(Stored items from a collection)

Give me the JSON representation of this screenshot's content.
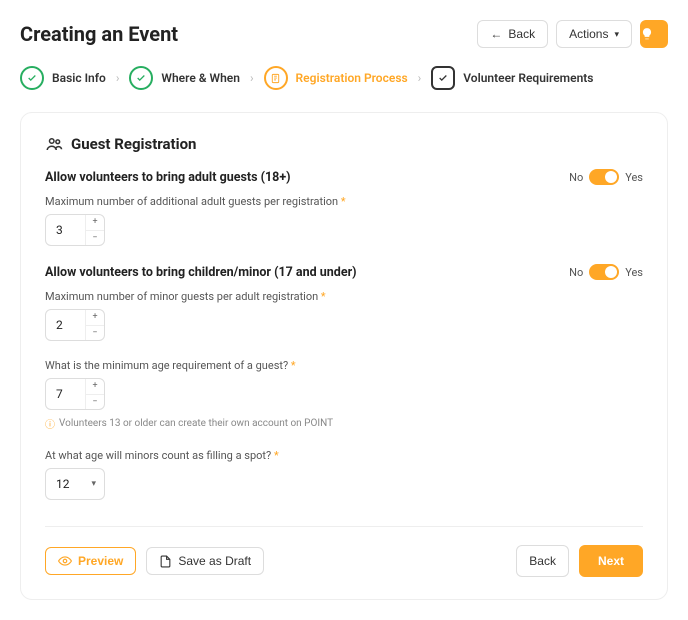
{
  "header": {
    "title": "Creating an Event",
    "back": "Back",
    "actions": "Actions"
  },
  "stepper": {
    "s1": "Basic Info",
    "s2": "Where & When",
    "s3": "Registration Process",
    "s4": "Volunteer Requirements"
  },
  "section": {
    "title": "Guest Registration"
  },
  "q1": {
    "label": "Allow volunteers to bring adult guests (18+)",
    "sublabel": "Maximum number of additional adult guests per registration",
    "value": "3"
  },
  "q2": {
    "label": "Allow volunteers to bring children/minor (17 and under)",
    "sublabel": "Maximum number of minor guests per adult registration",
    "value": "2"
  },
  "q3": {
    "label": "What is the minimum age requirement of a guest?",
    "value": "7",
    "hint": "Volunteers 13 or older can create their own account on POINT"
  },
  "q4": {
    "label": "At what age will minors count as filling a spot?",
    "value": "12"
  },
  "toggle": {
    "no": "No",
    "yes": "Yes"
  },
  "footer": {
    "preview": "Preview",
    "draft": "Save as Draft",
    "back": "Back",
    "next": "Next"
  }
}
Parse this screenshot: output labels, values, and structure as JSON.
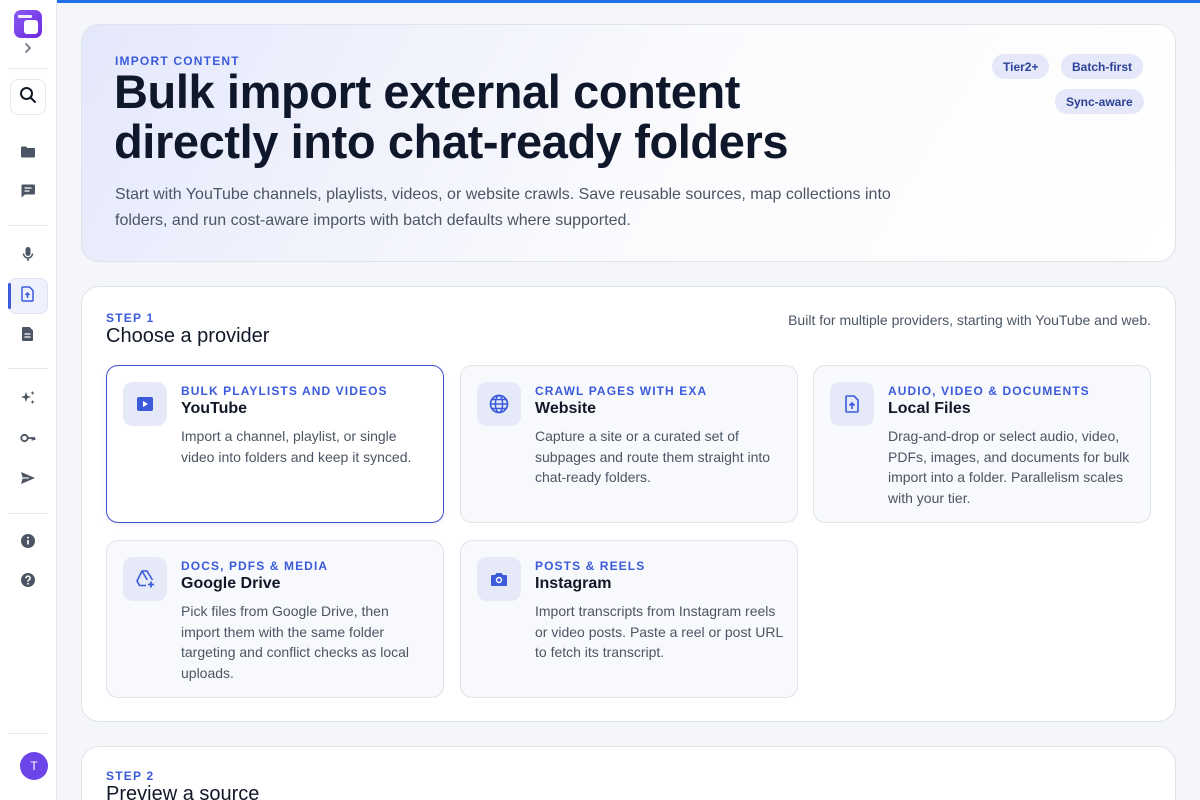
{
  "sidebar": {
    "avatar_initial": "T",
    "items": [
      {
        "name": "folders",
        "icon": "folder-icon"
      },
      {
        "name": "chat",
        "icon": "chat-icon"
      },
      {
        "name": "voice",
        "icon": "microphone-icon"
      },
      {
        "name": "import",
        "icon": "file-upload-icon",
        "active": true
      },
      {
        "name": "documents",
        "icon": "document-icon"
      },
      {
        "name": "ai-tools",
        "icon": "sparkles-icon"
      },
      {
        "name": "api-keys",
        "icon": "key-icon"
      },
      {
        "name": "send",
        "icon": "send-icon"
      },
      {
        "name": "info",
        "icon": "info-icon"
      },
      {
        "name": "help",
        "icon": "help-icon"
      }
    ]
  },
  "hero": {
    "eyebrow": "IMPORT CONTENT",
    "title_line1": "Bulk import external content",
    "title_line2": "directly into chat-ready folders",
    "desc_line1": "Start with YouTube channels, playlists, videos, or website crawls. Save reusable sources, map collections into",
    "desc_line2": "folders, and run cost-aware imports with batch defaults where supported.",
    "badges": [
      "Tier2+",
      "Batch-first",
      "Sync-aware"
    ]
  },
  "step1": {
    "eyebrow": "STEP 1",
    "title": "Choose a provider",
    "note": "Built for multiple providers, starting with YouTube and web.",
    "providers": [
      {
        "kicker": "BULK PLAYLISTS AND VIDEOS",
        "title": "YouTube",
        "desc": "Import a channel, playlist, or single video into folders and keep it synced.",
        "icon": "video-play-icon",
        "selected": true
      },
      {
        "kicker": "CRAWL PAGES WITH EXA",
        "title": "Website",
        "desc": "Capture a site or a curated set of subpages and route them straight into chat-ready folders.",
        "icon": "globe-icon",
        "selected": false
      },
      {
        "kicker": "AUDIO, VIDEO & DOCUMENTS",
        "title": "Local Files",
        "desc": "Drag-and-drop or select audio, video, PDFs, images, and documents for bulk import into a folder. Parallelism scales with your tier.",
        "icon": "file-upload-icon",
        "selected": false
      },
      {
        "kicker": "DOCS, PDFS & MEDIA",
        "title": "Google Drive",
        "desc": "Pick files from Google Drive, then import them with the same folder targeting and conflict checks as local uploads.",
        "icon": "drive-add-icon",
        "selected": false
      },
      {
        "kicker": "POSTS & REELS",
        "title": "Instagram",
        "desc": "Import transcripts from Instagram reels or video posts. Paste a reel or post URL to fetch its transcript.",
        "icon": "camera-icon",
        "selected": false
      }
    ]
  },
  "step2": {
    "eyebrow": "STEP 2",
    "title": "Preview a source"
  },
  "colors": {
    "accent": "#3b5bdb",
    "top_bar": "#1e6fe8",
    "avatar": "#6d44e8",
    "logo": "#7c3aed"
  }
}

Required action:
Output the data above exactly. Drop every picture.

Written response:
Give me the JSON representation of this screenshot's content.
{
  "header": {
    "title": "Creating an Event",
    "back": "Back",
    "actions": "Actions"
  },
  "stepper": {
    "s1": "Basic Info",
    "s2": "Where & When",
    "s3": "Registration Process",
    "s4": "Volunteer Requirements"
  },
  "section": {
    "title": "Guest Registration"
  },
  "q1": {
    "label": "Allow volunteers to bring adult guests (18+)",
    "sublabel": "Maximum number of additional adult guests per registration",
    "value": "3"
  },
  "q2": {
    "label": "Allow volunteers to bring children/minor (17 and under)",
    "sublabel": "Maximum number of minor guests per adult registration",
    "value": "2"
  },
  "q3": {
    "label": "What is the minimum age requirement of a guest?",
    "value": "7",
    "hint": "Volunteers 13 or older can create their own account on POINT"
  },
  "q4": {
    "label": "At what age will minors count as filling a spot?",
    "value": "12"
  },
  "toggle": {
    "no": "No",
    "yes": "Yes"
  },
  "footer": {
    "preview": "Preview",
    "draft": "Save as Draft",
    "back": "Back",
    "next": "Next"
  }
}
Parse this screenshot: output labels, values, and structure as JSON.
{
  "sidebar": {
    "avatar_initial": "T",
    "items": [
      {
        "name": "folders",
        "icon": "folder-icon"
      },
      {
        "name": "chat",
        "icon": "chat-icon"
      },
      {
        "name": "voice",
        "icon": "microphone-icon"
      },
      {
        "name": "import",
        "icon": "file-upload-icon",
        "active": true
      },
      {
        "name": "documents",
        "icon": "document-icon"
      },
      {
        "name": "ai-tools",
        "icon": "sparkles-icon"
      },
      {
        "name": "api-keys",
        "icon": "key-icon"
      },
      {
        "name": "send",
        "icon": "send-icon"
      },
      {
        "name": "info",
        "icon": "info-icon"
      },
      {
        "name": "help",
        "icon": "help-icon"
      }
    ]
  },
  "hero": {
    "eyebrow": "IMPORT CONTENT",
    "title_line1": "Bulk import external content",
    "title_line2": "directly into chat-ready folders",
    "desc_line1": "Start with YouTube channels, playlists, videos, or website crawls. Save reusable sources, map collections into",
    "desc_line2": "folders, and run cost-aware imports with batch defaults where supported.",
    "badges": [
      "Tier2+",
      "Batch-first",
      "Sync-aware"
    ]
  },
  "step1": {
    "eyebrow": "STEP 1",
    "title": "Choose a provider",
    "note": "Built for multiple providers, starting with YouTube and web.",
    "providers": [
      {
        "kicker": "BULK PLAYLISTS AND VIDEOS",
        "title": "YouTube",
        "desc": "Import a channel, playlist, or single video into folders and keep it synced.",
        "icon": "video-play-icon",
        "selected": true
      },
      {
        "kicker": "CRAWL PAGES WITH EXA",
        "title": "Website",
        "desc": "Capture a site or a curated set of subpages and route them straight into chat-ready folders.",
        "icon": "globe-icon",
        "selected": false
      },
      {
        "kicker": "AUDIO, VIDEO & DOCUMENTS",
        "title": "Local Files",
        "desc": "Drag-and-drop or select audio, video, PDFs, images, and documents for bulk import into a folder. Parallelism scales with your tier.",
        "icon": "file-upload-icon",
        "selected": false
      },
      {
        "kicker": "DOCS, PDFS & MEDIA",
        "title": "Google Drive",
        "desc": "Pick files from Google Drive, then import them with the same folder targeting and conflict checks as local uploads.",
        "icon": "drive-add-icon",
        "selected": false
      },
      {
        "kicker": "POSTS & REELS",
        "title": "Instagram",
        "desc": "Import transcripts from Instagram reels or video posts. Paste a reel or post URL to fetch its transcript.",
        "icon": "camera-icon",
        "selected": false
      }
    ]
  },
  "step2": {
    "eyebrow": "STEP 2",
    "title": "Preview a source"
  },
  "colors": {
    "accent": "#3b5bdb",
    "top_bar": "#1e6fe8",
    "avatar": "#6d44e8",
    "logo": "#7c3aed"
  }
}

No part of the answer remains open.